The first president born after America's independence ushers in a new era of no-holds-barred democracy
The first "professional politician" to become president, the slick and dandyish Martin Van Buren was to all appearances the opposite of his predecessor, the rugged general and Democratic champion Andrew Jackson. Van Buren, a native Dutch speaker, was America's first ethnic president as well as the first New Yorker to hold the office, at a time when Manhattan was bursting with new arrivals. A sharp and adroit political operator, he established himself as a powerhouse in New York, becoming a U.S. senator, secretary of state, and vice president under Jackson, whose election he managed. His ascendancy to the Oval Office was virtually a foregone conclusion.
Once he had the reins of power, however, Van Buren found the road quite a bit rougher. His attempts to find a middle ground on the most pressing issues of his day-such as the growing regional conflict over slavery-eroded his effectiveness. But it was his inability to prevent the great banking panic of 1837, and the ensuing depression, that all but ensured his fall from grace and made him the third president to be denied a second term. His many years of outfoxing his opponents finally caught up with him.
Ted Widmer, a veteran of the Clinton White House, vividly brings to life the chaos and contention that plagued Van Buren's presidency-and ultimately offered an early lesson in the power of democracy.
" … Widmer (Young America) paints a brief but elegant portrait of our eighth president, who, Widmer says, created the modern political party system, for which he deserves our 'grudging respect.' " - Publishers Weekly
|Publisher:||Holt, Henry & Company, Inc.|
|Series:||American Presidents Series|
|File size:||373 KB|
About the Author
Ted Widmer is the director of the C. V. Starr Center for the Study of the American Experience at Washington College. He is the author of Young America and the co-author, with Alan Brinkley, of Campaigns. Widmer served as senior adviser to President Clinton and director of speechwriting at the National Security Council. He lives in Maryland.

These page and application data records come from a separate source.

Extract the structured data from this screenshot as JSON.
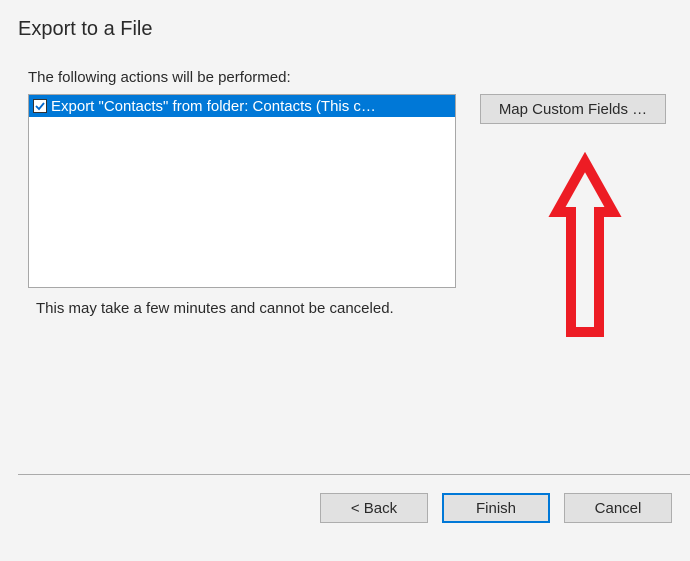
{
  "dialog": {
    "title": "Export to a File",
    "instruction": "The following actions will be performed:",
    "actions": [
      {
        "checked": true,
        "label": "Export \"Contacts\" from folder: Contacts (This c…"
      }
    ],
    "map_button_label": "Map Custom Fields …",
    "note": "This may take a few minutes and cannot be canceled.",
    "buttons": {
      "back": "< Back",
      "finish": "Finish",
      "cancel": "Cancel"
    }
  },
  "annotation": {
    "arrow_color": "#ed1c24"
  }
}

Ted Widmer directs the John Carter Brown Library at Brown University. He was a foreign policy speechwriter and senior adviser to President Clinton, and is Senior Research Fellow of the New America Foundation. He is a frequent contributor to The New York Times, The Washington Post, and The New York Observer.

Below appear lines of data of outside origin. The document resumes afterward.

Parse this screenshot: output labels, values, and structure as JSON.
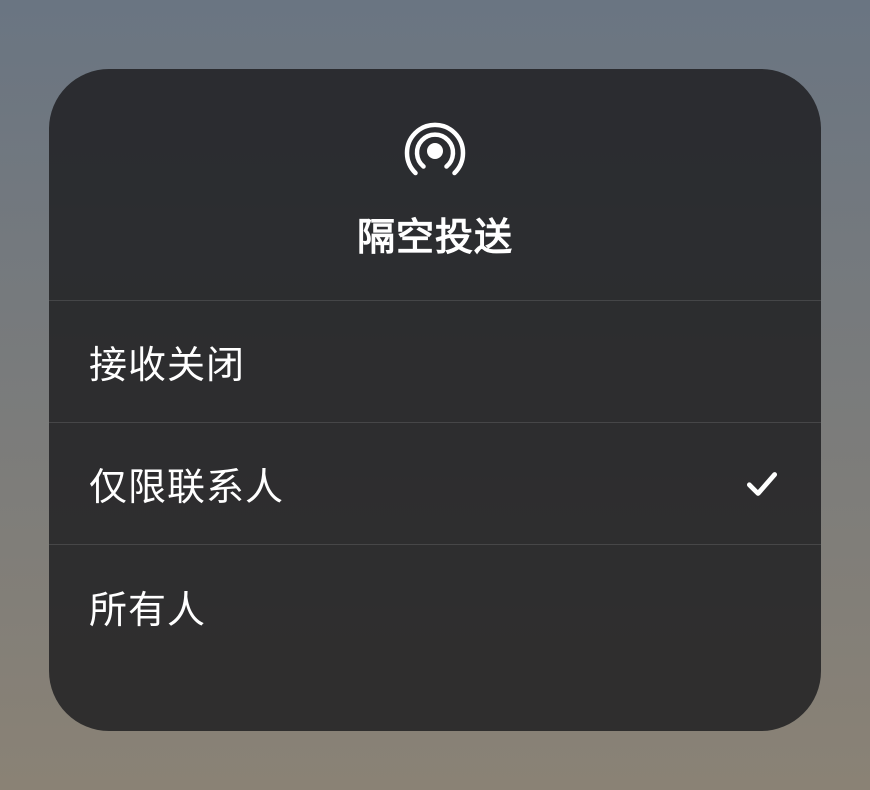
{
  "panel": {
    "title": "隔空投送",
    "options": [
      {
        "label": "接收关闭",
        "selected": false
      },
      {
        "label": "仅限联系人",
        "selected": true
      },
      {
        "label": "所有人",
        "selected": false
      }
    ]
  }
}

Arthur M. Schlesinger, Jr., (1917-2007) was the preeminent political historian of our time. For more than half a century, he was a cornerstone figure in the intellectual life of the nation and a fixture on the political scene. He won two Pulitzer prizes for The Age of Jackson (1946) and A Thousand Days (1966), and in 1988 received the National Humanities Medal. He published the first volume of his autobiography, A Life in the Twentieth Century, in 2000.
Most Helpful Customer Reviews

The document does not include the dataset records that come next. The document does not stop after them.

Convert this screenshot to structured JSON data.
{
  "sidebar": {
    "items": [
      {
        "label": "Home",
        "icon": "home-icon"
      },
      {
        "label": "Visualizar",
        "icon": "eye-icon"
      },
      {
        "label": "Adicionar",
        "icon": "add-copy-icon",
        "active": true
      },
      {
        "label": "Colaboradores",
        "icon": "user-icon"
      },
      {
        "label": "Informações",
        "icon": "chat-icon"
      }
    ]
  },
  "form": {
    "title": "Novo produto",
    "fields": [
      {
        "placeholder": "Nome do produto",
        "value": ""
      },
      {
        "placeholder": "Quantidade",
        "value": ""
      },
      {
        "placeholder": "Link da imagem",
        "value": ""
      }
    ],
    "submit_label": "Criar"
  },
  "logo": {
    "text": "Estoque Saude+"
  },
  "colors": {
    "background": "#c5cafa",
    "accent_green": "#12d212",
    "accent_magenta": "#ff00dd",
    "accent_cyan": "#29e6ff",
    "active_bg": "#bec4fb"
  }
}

There are so many ways to dislike this book; however, I will try to stick to the most significant. The book is a mere 170+ pages long and the first 50 pages are completely disjointed and difficult to follow. Mid-way through, it begin to make more sense and be readable, but the entire section on Van Buren's youth and "rise to power" are a mess. This is too bad because I think one of the most interesting parts of a presidential biography is what formed these men into what they came to be. Perhaps there just wasn't much to speak of for Mr. Van Buren? The book also seems to apologize - or at least minimize - Van Buren's tacit support (prior to retirement) of slavery and the Jacksonian mistreatment of the indians. While giving brief comments on these serious topics, the author expends far too much effort trying to convince us how smart and clever Van Buren was, but with few examples to back it up. His rise to power is explained almost entirely by his ability to "get along" with people. Really!? Lastly, and by far the most irritating of the entire book, are the frequent contemporary references that YANK the reader out of the 1800's and back into the present day annoyances. Does a presidential biography really need to make passing references to Yahoo, the Simpsons, Doonesberry, and modern day political bickering? In some ways, this book read more like a campaign brochure than a biography. I hated this book, but thankfully it was only 170+ pages.
Arthur Schlesinger's "American Presidents Series" has an admirable goal - giving a concise account of each American president. Each book is written by a different author. They are not at the depth I would like (at just over 162 pages, this seems to be one of the longer ones!) so I have to assume that this is Schlesinger's preference - sort of an "American Presidents Lite". Sadly, for many of our presidents, there's not too much out there, and this seemed to be the case with Van Buren. What there was appeared to be well researched and presented in an understandable and thought provoking manner. It's a worthy entry in the series given the regrettable emphasis on brevity. If there is something better out there, I didn't find it.